The opinion of the court was delivered by: CONGER
Motion by defendant Maple Leaf Milling Co., Ltd. made pursuant to Rule 12(b) of the Federal Rules of Civil Procedure, 28 U.S.C.A., to dismiss the complaint for lack of jurisdiction over the person of defendant Maple Leaf Milling Co., Ltd. and quashing the purported service of the summons and complaint on the ground that the moving defendant is a corporation organized under the laws of the Province of Ontario, Canada and is not subject to service within the Southern District of New York and on the further ground that the service of the summons and complaint was not made on anyone authorized to receive service of process for the moving defendant.
It is asserted by the moving defendant and not denied by plaintiff that the cause of action arose in Canada.
There are two corporations here, each having the same name, i.e. Maple Leaf Milling Co., Ltd. (defendant), a Canadian corporation and the other a New York corporation.
The New York corporation is a wholly owned subsidiary of the Canadian corporation; the New York corporation is a distributor of the Canadian corporation's products. The New York corporation purchases its milling and flour requirements from the Canadian corporation.
The President of the Canadian corporation is also the President of the New York corporation; he is also a Director of each.
Each corporation has the same Secretary, who is also a Director of the New York corporation. The Treasurer of the Canadian corporation is also a director of the New York corporation.
The summons and complaint were served on Henry K. Moore, who is Vice President and Manager of the New York corporation. He is not an officer, director nor employee of the Canadian corporation.
The issue presented by this motion is rather unique and is somewhat clouded by the exact similarity of the names of the two corporations. Just why the subsidiary corporation bears the same name as its parent has not been made clear to me.
Plaintiff asserts that the New York corporation was merely a device for circumventing tariff regulations; the moving corporation denies that and states that the New York corporation sells no flour for consumption in New York nor in the United States, but sells only for export and that no duty is levied on flour nor products passing through the United States to foreign countries and that, therefore, the tariff of the United States could have nothing to do with the organization of the New York corporation nor with its operations in selling for export to foreign countries.
The Canadian corporation manufactures and sells flour, animal and poultry feeds and cereals. Its mills and plants are located in Canada.
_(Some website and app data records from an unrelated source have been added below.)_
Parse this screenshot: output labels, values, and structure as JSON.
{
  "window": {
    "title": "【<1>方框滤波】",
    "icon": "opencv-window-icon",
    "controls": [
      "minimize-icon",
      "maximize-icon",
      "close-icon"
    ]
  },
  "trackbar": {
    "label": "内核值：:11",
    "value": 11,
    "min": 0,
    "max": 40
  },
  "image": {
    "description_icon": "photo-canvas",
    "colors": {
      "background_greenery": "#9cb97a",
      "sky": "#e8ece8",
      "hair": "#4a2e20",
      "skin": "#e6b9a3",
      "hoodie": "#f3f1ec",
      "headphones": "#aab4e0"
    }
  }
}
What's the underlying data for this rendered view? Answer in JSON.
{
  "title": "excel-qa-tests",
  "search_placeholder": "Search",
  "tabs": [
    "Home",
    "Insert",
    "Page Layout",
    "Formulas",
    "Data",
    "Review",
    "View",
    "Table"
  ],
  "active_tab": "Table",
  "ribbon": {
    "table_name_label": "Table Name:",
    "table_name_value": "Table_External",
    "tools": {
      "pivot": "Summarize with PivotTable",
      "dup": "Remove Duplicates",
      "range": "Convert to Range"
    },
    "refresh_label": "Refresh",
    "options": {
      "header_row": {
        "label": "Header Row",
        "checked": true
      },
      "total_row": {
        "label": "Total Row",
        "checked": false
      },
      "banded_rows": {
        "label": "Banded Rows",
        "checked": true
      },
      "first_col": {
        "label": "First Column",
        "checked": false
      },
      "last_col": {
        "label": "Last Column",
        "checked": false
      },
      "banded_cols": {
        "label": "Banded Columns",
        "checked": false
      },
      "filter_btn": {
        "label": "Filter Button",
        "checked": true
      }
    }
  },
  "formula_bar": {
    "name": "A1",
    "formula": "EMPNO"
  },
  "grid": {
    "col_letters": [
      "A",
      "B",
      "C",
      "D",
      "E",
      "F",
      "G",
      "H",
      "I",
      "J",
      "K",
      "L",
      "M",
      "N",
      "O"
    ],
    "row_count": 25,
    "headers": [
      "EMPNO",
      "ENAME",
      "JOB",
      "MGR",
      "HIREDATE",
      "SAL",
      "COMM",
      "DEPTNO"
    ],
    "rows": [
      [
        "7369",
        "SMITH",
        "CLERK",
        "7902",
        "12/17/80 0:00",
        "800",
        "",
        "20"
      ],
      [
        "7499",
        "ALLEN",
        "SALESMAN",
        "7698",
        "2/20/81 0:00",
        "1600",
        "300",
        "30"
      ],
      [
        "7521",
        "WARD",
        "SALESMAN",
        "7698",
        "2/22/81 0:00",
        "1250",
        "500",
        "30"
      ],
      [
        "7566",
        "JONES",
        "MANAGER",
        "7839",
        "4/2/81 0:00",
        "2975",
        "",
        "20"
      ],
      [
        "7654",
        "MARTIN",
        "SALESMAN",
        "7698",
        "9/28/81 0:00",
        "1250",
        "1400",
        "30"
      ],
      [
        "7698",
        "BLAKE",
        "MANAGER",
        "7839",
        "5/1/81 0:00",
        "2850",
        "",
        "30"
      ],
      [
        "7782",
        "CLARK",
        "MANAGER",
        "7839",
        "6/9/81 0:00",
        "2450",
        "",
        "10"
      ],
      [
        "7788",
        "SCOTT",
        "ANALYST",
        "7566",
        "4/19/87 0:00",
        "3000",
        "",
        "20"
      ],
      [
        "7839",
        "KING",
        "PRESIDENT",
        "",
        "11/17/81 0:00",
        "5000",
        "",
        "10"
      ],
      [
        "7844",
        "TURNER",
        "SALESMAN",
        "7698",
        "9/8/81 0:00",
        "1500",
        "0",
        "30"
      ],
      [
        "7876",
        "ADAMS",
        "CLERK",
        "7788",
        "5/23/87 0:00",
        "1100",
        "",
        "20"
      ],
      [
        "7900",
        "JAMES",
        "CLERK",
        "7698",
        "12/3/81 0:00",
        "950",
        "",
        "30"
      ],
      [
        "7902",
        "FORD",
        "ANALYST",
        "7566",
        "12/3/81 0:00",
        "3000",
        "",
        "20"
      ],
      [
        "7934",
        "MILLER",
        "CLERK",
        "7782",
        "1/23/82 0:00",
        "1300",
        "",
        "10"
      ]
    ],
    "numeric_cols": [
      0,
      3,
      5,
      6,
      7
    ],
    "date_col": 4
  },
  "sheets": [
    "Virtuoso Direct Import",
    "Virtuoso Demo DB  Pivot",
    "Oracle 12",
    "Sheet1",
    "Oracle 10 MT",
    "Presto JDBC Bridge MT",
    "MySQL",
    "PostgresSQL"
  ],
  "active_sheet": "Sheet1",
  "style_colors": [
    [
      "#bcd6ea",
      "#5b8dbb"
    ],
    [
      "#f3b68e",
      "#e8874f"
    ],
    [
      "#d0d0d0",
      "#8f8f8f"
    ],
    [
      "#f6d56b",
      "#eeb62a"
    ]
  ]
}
It claims that it does no business in the United States because of the prohibitive United States tariff on flour, its main product; that there are no shipments of any sort by the Canadian corporation of any goods into the Southern District of New York for sale, use or consumption.
It is also claimed by defendant, that for certain areas of the world it uses as exclusive distributor of its products the New York corporation, which is engaged in the buying and selling of flour and grain products for sale in the export trade principally in South and Central America, the Caribbean, Africa and Portugal; it is further claimed that the New York corporation is a separate entity and conducts its affairs as such.
DefendantS motion has raised an issue which has troubled the courts for some time. The decisions are not in accord, yet the general rule is plain and well established. It is the application of the rule which causes the 'rub'.
The general rule is that the business carried on in this District by a foreign corporation must be of such nature and character as to warrant the inference that the corporation has subjected itself to the local jurisdiction and is by its fully authorized officers or agents present within the State or district where service is attempted. People's Tobacco Co., Ltd. v. American Tobacco Co., 246 U.S. 79, 38 S. Ct. 233, 62 L. Ed. 587, Ann. Cas. 1918C; 537. Each case must be decided on its own merits and on its own state of facts.
Plaintiff has failed to convince me that the defendant itself carries on any activities in this District. There is nothing in plaintiff's papers to indicate that defendant by itself carries on, does any business of any kind or nature here in this District except that there is the claim that this defendant maintained an office at 80 Broad Street, but this is denied and the uncontradicted assertion is made by defendant that the lease is with the New York corporation and the rent paid by it. Even assuming that this defendant has a branch office there, as shown in Moody's Manual, there is no showing of any activity of the defendant at this office except perhaps occasional visits of the officers of ...